However, Lyon continues, they fill a gap left by commercial entities that won’t produce specific tests because there is not enough volume to justify the cost of development and manufacturing. “Some diseases are very rare and are well served by a laboratory-developed assay,” Lyon says.

Who Knew It When?
Though it may seem as though the laboratory-developed assays would present the greatest challenge for physicians interpreting the results, the problem is one the field faces at large. Labs are assuming the responsibility. “I don’t think it’s the problem of the ordering physician. It’s an interaction between the clinical lab and the physician. What method does the lab have, and what will give the result the physician seeks?” Proulx asks.

“The health care provider may not have the molecular expertise to interpret the results, so he or she should call the lab if the results are not understood. The lab personnel also can help in suggesting follow-up care for the patient and, in the case of inherited disease, for the family members,” Lyon says.

Physicians can also benefit from communication on the ordering end. “Some tests are very appropriately ordered, but other times, the physician may have really wanted a protein assay when a molecular assay was ordered instead,” Lyon says.

Labs can counteract this with education through lectures and ground rounds. “Many labs offer test summaries with indications for ordering and interpretation,” Lyon says.

Show Me the Money
As the tests become more routine, physician use becomes more appropriate. Similarly, reimbursement becomes more reasonable or easier to obtain. “Some tests are well accepted and reimbursed adequately. Others are not reimbursed at the level they should be, and there may be a few that are not reimbursed at all. But overall, insurance has been reasonable in understanding the significance of genetics and molecular diagnostics,” Lyon says.

“There are CPT codes available for most of the molecular methods, including nucleic acid extraction, nucleic acid amplification, and real-time PCR. Effective January 1, there is also a CPT for microarrays. So labs now have codes for reimbursement,” Proulx says.

Noting that not all payors reimburse at the same rate, Proulx suggests that labs do their homework before implementing the tests. “What is the reimbursement? What will the payor pay? Will it be cost-efficient?

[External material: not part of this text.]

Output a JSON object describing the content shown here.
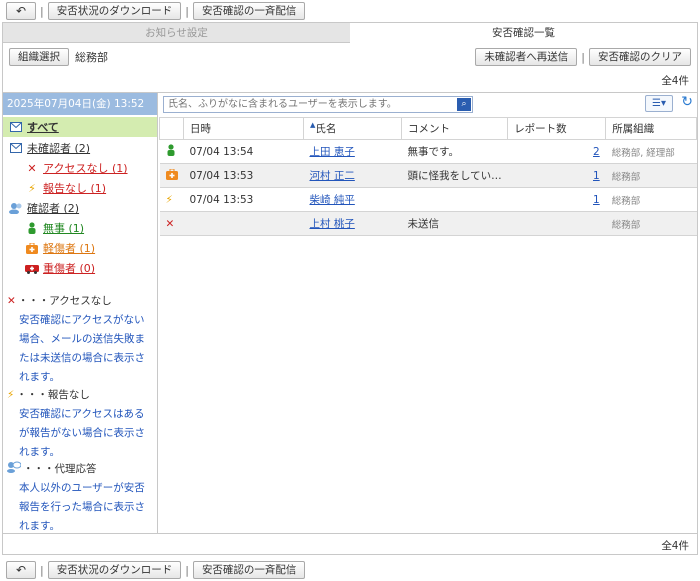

It may not be purely profitable, but it may improve the standard of care enough to impact overall performance,” Proulx says.

Coming To a Lab Near You?
Whatever the reason, many clinical labs are deciding that bringing molecular in-house is the right thing to do. The global market for molecular diagnostics in 2005 was worth $6.5 billion, approximately 3.3% of the total diagnostics market and approximately 14% of the in vitro diagnostic market.1 By 2010, the molecular diagnostics market is projected to expand to $12 billion; and by 2015, it will be worth $35 billion.

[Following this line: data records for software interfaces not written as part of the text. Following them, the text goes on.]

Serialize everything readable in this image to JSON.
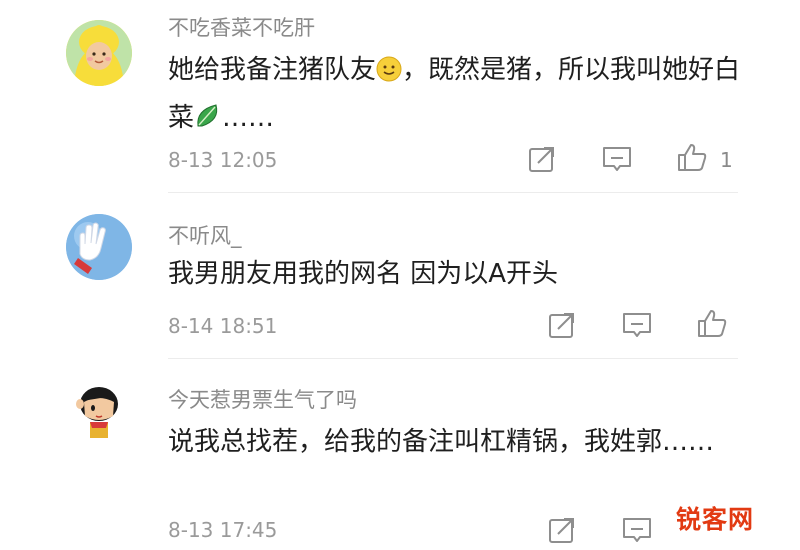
{
  "comments": [
    {
      "username": "不吃香菜不吃肝",
      "text_part1": "她给我备注猪队友",
      "text_part2": "，既然是猪，所以我叫她好白菜",
      "text_part3": "……",
      "time": "8-13 12:05",
      "likes": "1",
      "emojis": [
        "smile-emoji",
        "leaf-emoji"
      ]
    },
    {
      "username": "不听风_",
      "text": "我男朋友用我的网名   因为以A开头",
      "time": "8-14 18:51"
    },
    {
      "username": "今天惹男票生气了吗",
      "text": "说我总找茬，给我的备注叫杠精锅，我姓郭……",
      "time": "8-13 17:45"
    }
  ],
  "icons": [
    "share-icon",
    "reply-icon",
    "like-icon"
  ],
  "watermark": "锐客网",
  "colors": {
    "username": "#8a8a8a",
    "text": "#1f1f1f",
    "meta": "#9a9a9a",
    "watermark": "#e23a12"
  }
}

Sullivan, drawing on data from a CHA Advances Report, says, “The clinical market for molecular diagnostic products has increased from less than $50 million to more than $1 billion, and sales are expected to exceed $3 billion by 2008.”

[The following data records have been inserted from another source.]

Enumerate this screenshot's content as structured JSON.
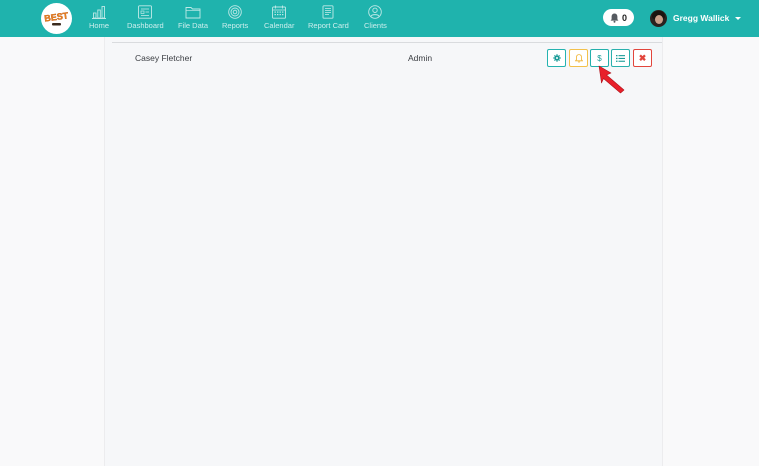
{
  "brand": {
    "logo_text": "BEST",
    "accent": "#1fb3ad"
  },
  "nav": [
    {
      "label": "Home",
      "icon": "bar-chart-icon"
    },
    {
      "label": "Dashboard",
      "icon": "dashboard-icon"
    },
    {
      "label": "File Data",
      "icon": "folder-icon"
    },
    {
      "label": "Reports",
      "icon": "target-icon"
    },
    {
      "label": "Calendar",
      "icon": "calendar-icon"
    },
    {
      "label": "Report Card",
      "icon": "report-card-icon"
    },
    {
      "label": "Clients",
      "icon": "user-circle-icon"
    }
  ],
  "notifications": {
    "count": "0"
  },
  "user": {
    "name": "Gregg Wallick"
  },
  "row": {
    "name": "Casey Fletcher",
    "role": "Admin",
    "actions": [
      {
        "name": "settings",
        "icon": "gear-icon",
        "color": "#25b3b0"
      },
      {
        "name": "notify",
        "icon": "bell-icon",
        "color": "#f3c14c"
      },
      {
        "name": "billing",
        "label": "$",
        "color": "#23b0ac"
      },
      {
        "name": "list",
        "icon": "list-icon",
        "color": "#2ab0ad"
      },
      {
        "name": "delete",
        "label": "✖",
        "color": "#e2453c"
      }
    ]
  },
  "pointer": {
    "icon": "cursor-arrow-icon",
    "color": "#e8202a"
  }
}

It’s clear that the value, tools, and need are there, but is the foundation, expertise, and capital available? Everyone’s interested in molecular diagnostics, but the tests need to be clinically useful and integrated smartly. “Molecular diagnostics is important to the clinical lab, and more hospitals want to bring tests in,’’ Stanford’s Butte says, adding that they are not central to every lab — yet.

Renee DiIulio is a contributing writer for Clinical Lab Products.

1. Molecular diagnostics: Technologies, markets, and companies. Jain PharmaBiotech. Jan 2006. Available at: http://www.researchandmarkets.com/reportinfo.asp?report_id=39070. Accessed February 15, 2006.